In the communities of the sierra, the basketball court doesn’t only house basketballs. It is also home to a different kind of public sphere, an alternative to that proposed by the zócalo-atrium binary.
The sphere of the basketball court reclaims for the communities themselves the autonomy to create symbols and representations for themselves. The court has become a metonym for basketball as _the sport of the sierra _and, as such, for one of the symbols made by and for the communities themselves. Today, the efflorescence of basketball tournaments open exclusively to people from those communities and their diasporas in Mexico and the United States demonstrates the power of basketball and the spaces in which its practiced to reproduce and stabilize a feeling of communal belonging both intergenerationally and internationally.
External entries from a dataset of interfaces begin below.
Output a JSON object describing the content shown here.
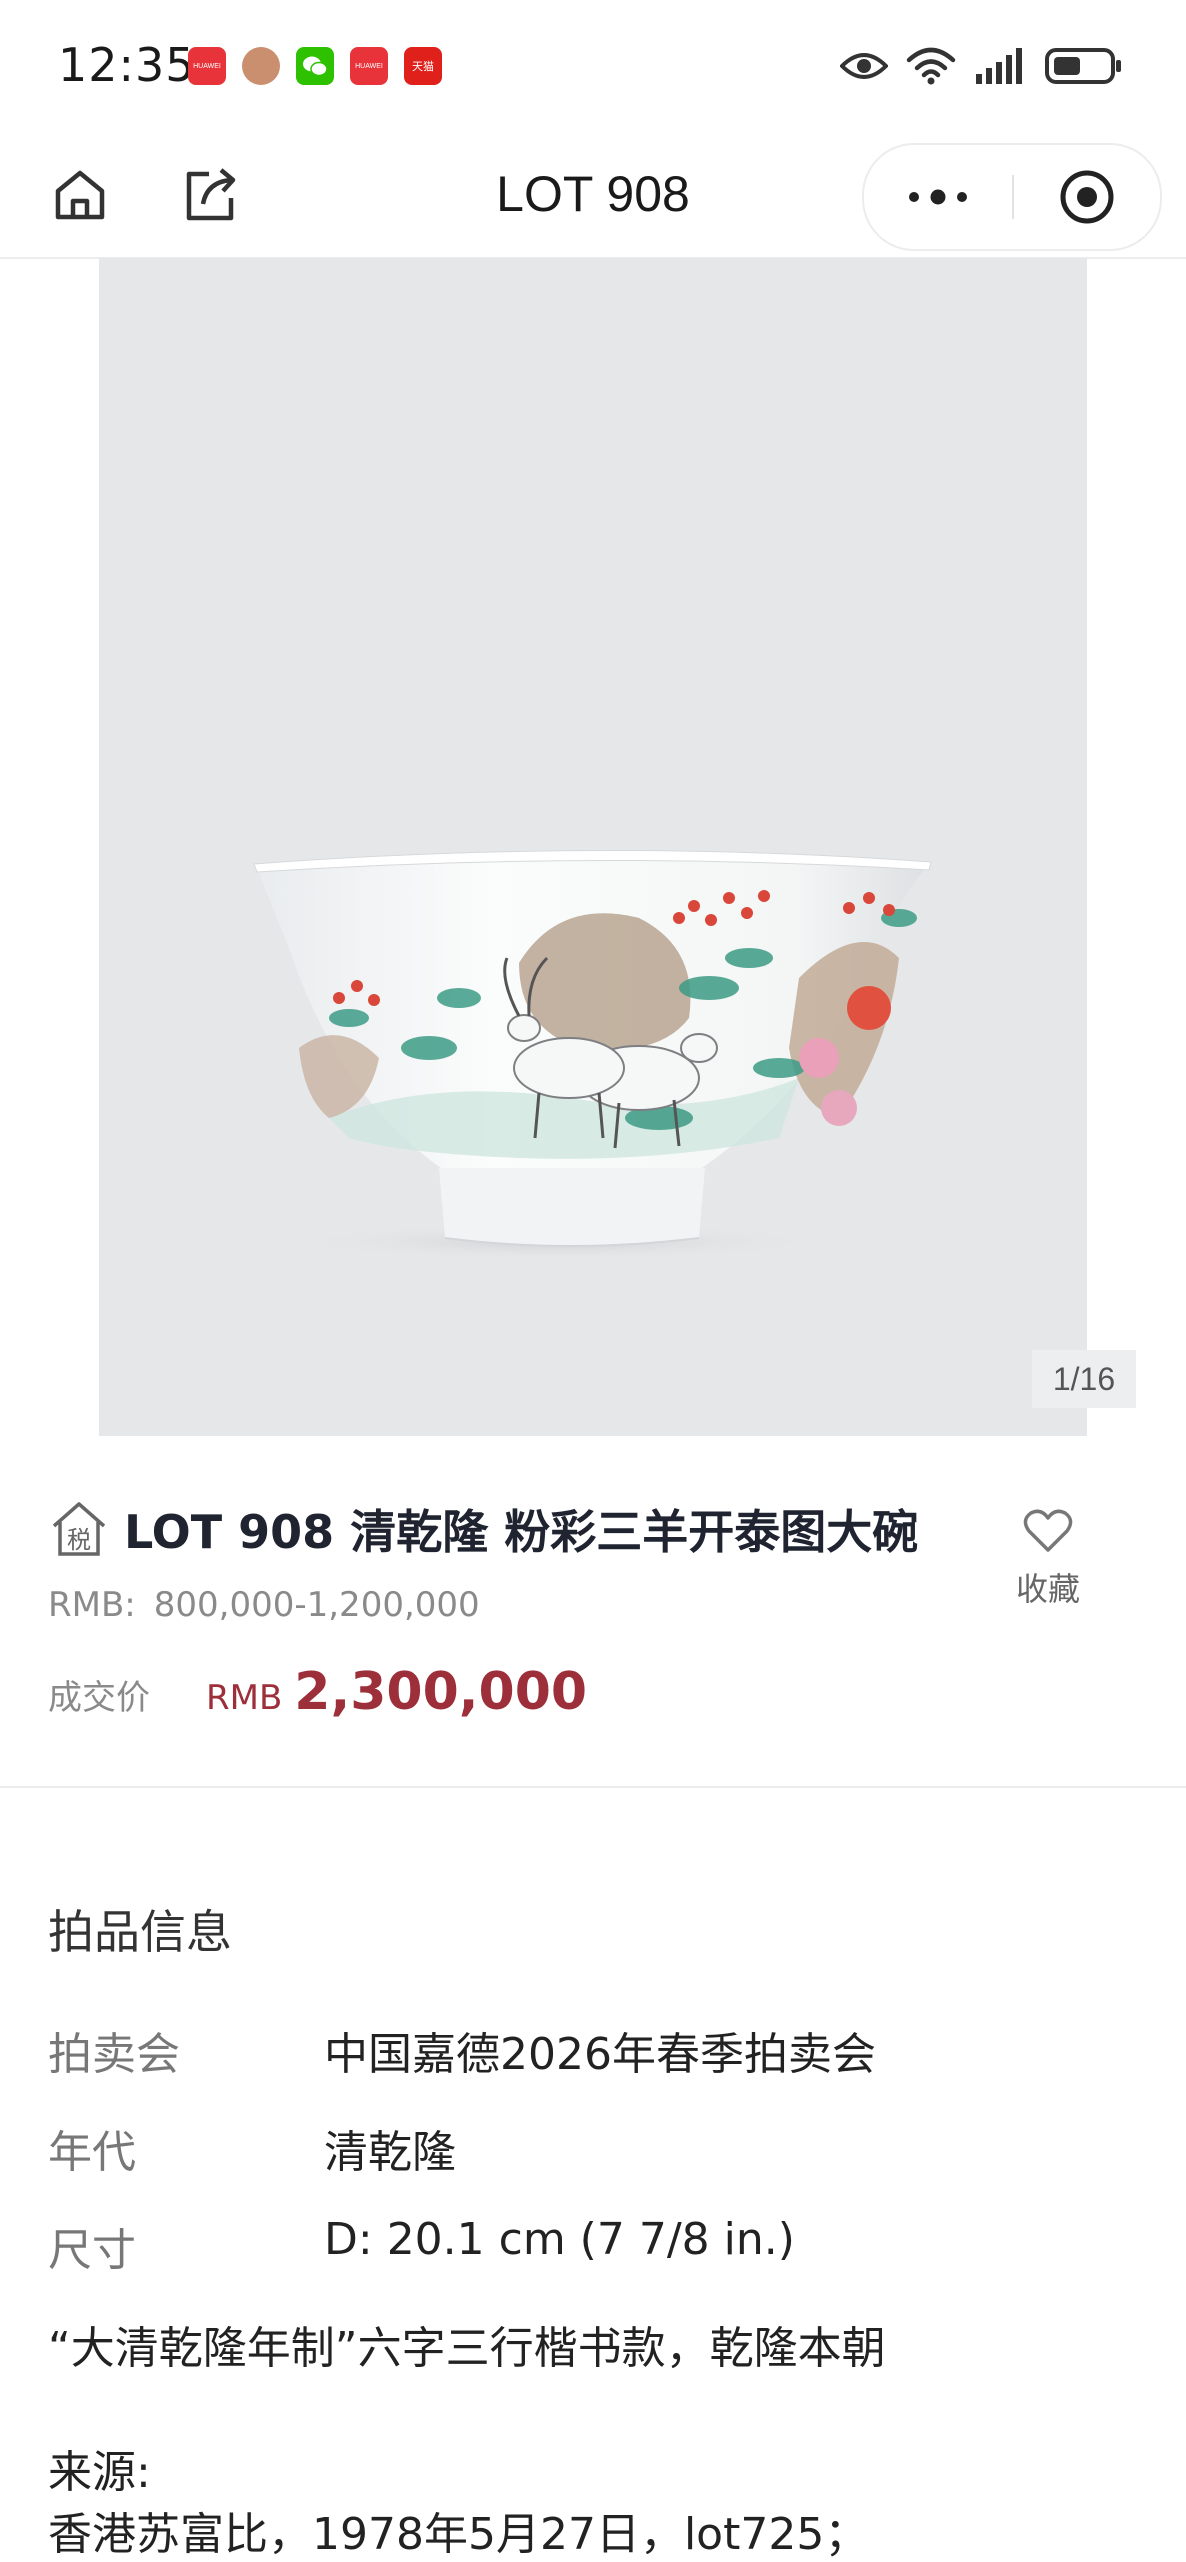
{
  "status_bar": {
    "time": "12:35",
    "notifications": [
      {
        "name": "huawei-store-notification",
        "label": "HUAWEI",
        "color": "#e8333b"
      },
      {
        "name": "avatar-notification",
        "label": "",
        "color": "#c98f6e"
      },
      {
        "name": "wechat-notification",
        "label": "",
        "color": "#2dc100"
      },
      {
        "name": "huawei-store-notification-2",
        "label": "HUAWEI",
        "color": "#e8333b"
      },
      {
        "name": "tmall-notification",
        "label": "天猫",
        "color": "#e0201b"
      }
    ],
    "icons": [
      "eye-icon",
      "wifi-icon",
      "signal-icon",
      "battery-icon"
    ]
  },
  "nav": {
    "title": "LOT 908",
    "icons": [
      "home-icon",
      "share-icon",
      "more-icon",
      "close-target-icon"
    ]
  },
  "gallery": {
    "counter": "1/16",
    "background": "#e6e7e9"
  },
  "lot": {
    "title": "LOT 908 清乾隆 粉彩三羊开泰图大碗",
    "tax_badge": "税",
    "estimate_label": "RMB:",
    "estimate_value": "800,000-1,200,000",
    "favorite_label": "收藏",
    "hammer_label": "成交价",
    "hammer_currency": "RMB",
    "hammer_price": "2,300,000",
    "price_color": "#9c2f3a"
  },
  "details": {
    "section_title": "拍品信息",
    "rows": [
      {
        "key": "拍卖会",
        "value": "中国嘉德2026年春季拍卖会"
      },
      {
        "key": "年代",
        "value": "清乾隆"
      },
      {
        "key": "尺寸",
        "value": "D: 20.1 cm (7 7/8 in.)"
      }
    ],
    "mark_note": "“大清乾隆年制”六字三行楷书款，乾隆本朝",
    "provenance_label": "来源:",
    "provenance_line": "香港苏富比，1978年5月27日，lot725；"
  }
}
The basketball court doesn’t limit itself to demands for autonomy within the demarcated public spaces of the communities. It also reclaims primacy of the public space over political, intellectual and economic court intrigues. If, in the zocalo, the public is the negative space derived from the outlines of the existing powers, in the basketball court, the public space becomes the site that generates those powers: it is itself the site where temporary markets are set up, where communal work is assigned, where orchestral concerts are played, where the authorities are elected.
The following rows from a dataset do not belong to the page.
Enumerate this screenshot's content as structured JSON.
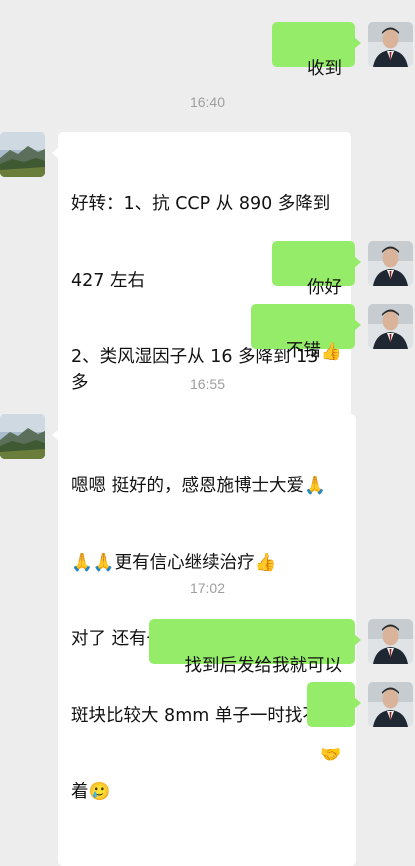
{
  "messages": [
    {
      "type": "out",
      "text": "收到"
    },
    {
      "type": "time",
      "text": "16:40"
    },
    {
      "type": "in",
      "lines": [
        "好转：1、抗 CCP 从 890 多降到",
        "427 左右",
        "2、类风湿因子从 16 多降到 13 多"
      ]
    },
    {
      "type": "out",
      "text": "你好"
    },
    {
      "type": "out",
      "text": "不错",
      "emoji": "👍"
    },
    {
      "type": "time",
      "text": "16:55"
    },
    {
      "type": "in",
      "lines": [
        "嗯嗯 挺好的，感恩施博士大爱🙏",
        "🙏🙏更有信心继续治疗👍",
        "对了 还有一个超声波颈动脉左侧",
        "斑块比较大 8mm 单子一时找不",
        "着🥲"
      ]
    },
    {
      "type": "time",
      "text": "17:02"
    },
    {
      "type": "out",
      "text": "找到后发给我就可以"
    },
    {
      "type": "out",
      "emoji": "🤝"
    }
  ],
  "colors": {
    "outgoing": "#95ec69",
    "incoming": "#ffffff",
    "background": "#ededed"
  },
  "avatars": {
    "self": "man-in-suit-avatar",
    "other": "mountain-landscape-avatar"
  }
}
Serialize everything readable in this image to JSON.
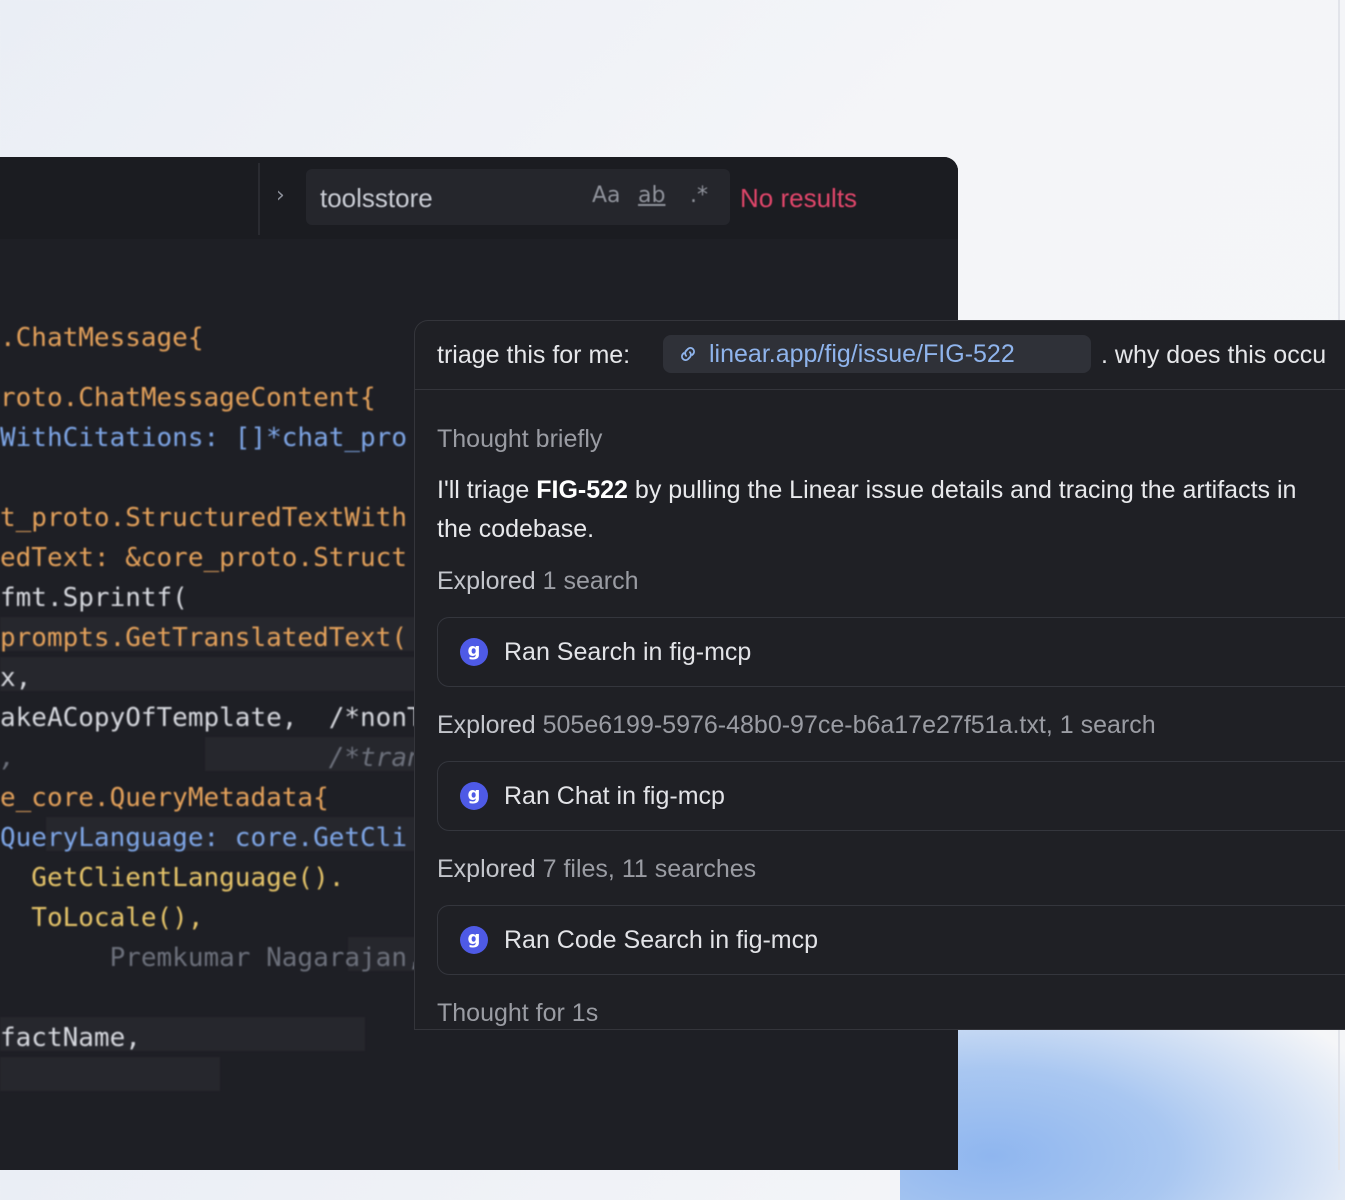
{
  "find_bar": {
    "query": "toolsstore",
    "option_case": "Aa",
    "option_word": "ab",
    "option_regex": ".*",
    "status": "No results"
  },
  "code_lines": [
    ".ChatMessage{",
    "roto.ChatMessageContent{",
    "WithCitations: []*chat_pro",
    "t_proto.StructuredTextWith",
    "edText: &core_proto.Struct",
    "fmt.Sprintf(",
    "prompts.GetTranslatedText(",
    "x,",
    "akeACopyOfTemplate,  /*nonT",
    ",                    /*tran",
    "e_core.QueryMetadata{",
    "QueryLanguage: core.GetCli",
    "  GetClientLanguage().",
    "  ToLocale(),",
    "       Premkumar Nagarajan,",
    "factName,"
  ],
  "chat": {
    "prompt_lead": "triage this for me:",
    "prompt_link": "linear.app/fig/issue/FIG-522",
    "prompt_tail": ". why does this occu",
    "thought_1": "Thought briefly",
    "message_pre": "I'll triage ",
    "message_bold": "FIG-522",
    "message_post": " by pulling the Linear issue details and tracing the artifacts in the codebase.",
    "explored_1_label": "Explored",
    "explored_1_detail": "1 search",
    "tool_1": "Ran Search in fig-mcp",
    "explored_2_label": "Explored",
    "explored_2_detail": "505e6199-5976-48b0-97ce-b6a17e27f51a.txt, 1 search",
    "tool_2": "Ran Chat in fig-mcp",
    "explored_3_label": "Explored",
    "explored_3_detail": "7 files, 11 searches",
    "tool_3": "Ran Code Search in fig-mcp",
    "thought_2": "Thought for 1s",
    "tool_badge_glyph": "g"
  },
  "colors": {
    "accent_link": "#8fb4ec",
    "error": "#e0466a",
    "tool_badge": "#4e5ae6"
  },
  "icons": [
    "chevron-right-icon",
    "link-icon",
    "mcp-server-icon"
  ]
}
Finally, and perhaps most importantly, the public sphere of the basketball court is a denationalizing sphere in more than one sense. It realizes that task, first, by having no formal state function. It is not a civic space that tolerates profane uses; on the contrary it is a profane space that consents to civic use. The basketball court also makes public space less static, less dull. It doesn’t fix programmatic uses in specific places: it brings them all together in continuous and unpredictable flux. At any given moment, basketballs might fly by and footballs might skid across the ground; kids’ games, acts of flirtation, disapproval, rest, enjoyment of the sun or the shade. Quite the opposite of the zócalo and the atrium, which are oriented toward the production of homogenous publics through hierarchical relations, the multiple and volatile uses of the basketball court propose a unified space for enunciating, negotiating and resolving frictions and cleavages. It proposes an unusual inversion of hierarchies: put the political before the Political.
The basketball court, ultimately, articulates an ideal alternative to the public sphere: communal, autonomous, decolonized, diverse. From within the area delimited by these corners, in communities marked by the colonial experience, emerges the possibility of more and more spaces for socialization that turn toward the construction of common futures that are horizontal, playful and diverse.
The term used colloquially for many main squares in Mexican cities, particularly the vast central plaza of the national capital, derived from the word for ‘plinth.’ [Trans.] ↩︎
Translation: Michael Snyder
Proofreading: Jaime Soler Frost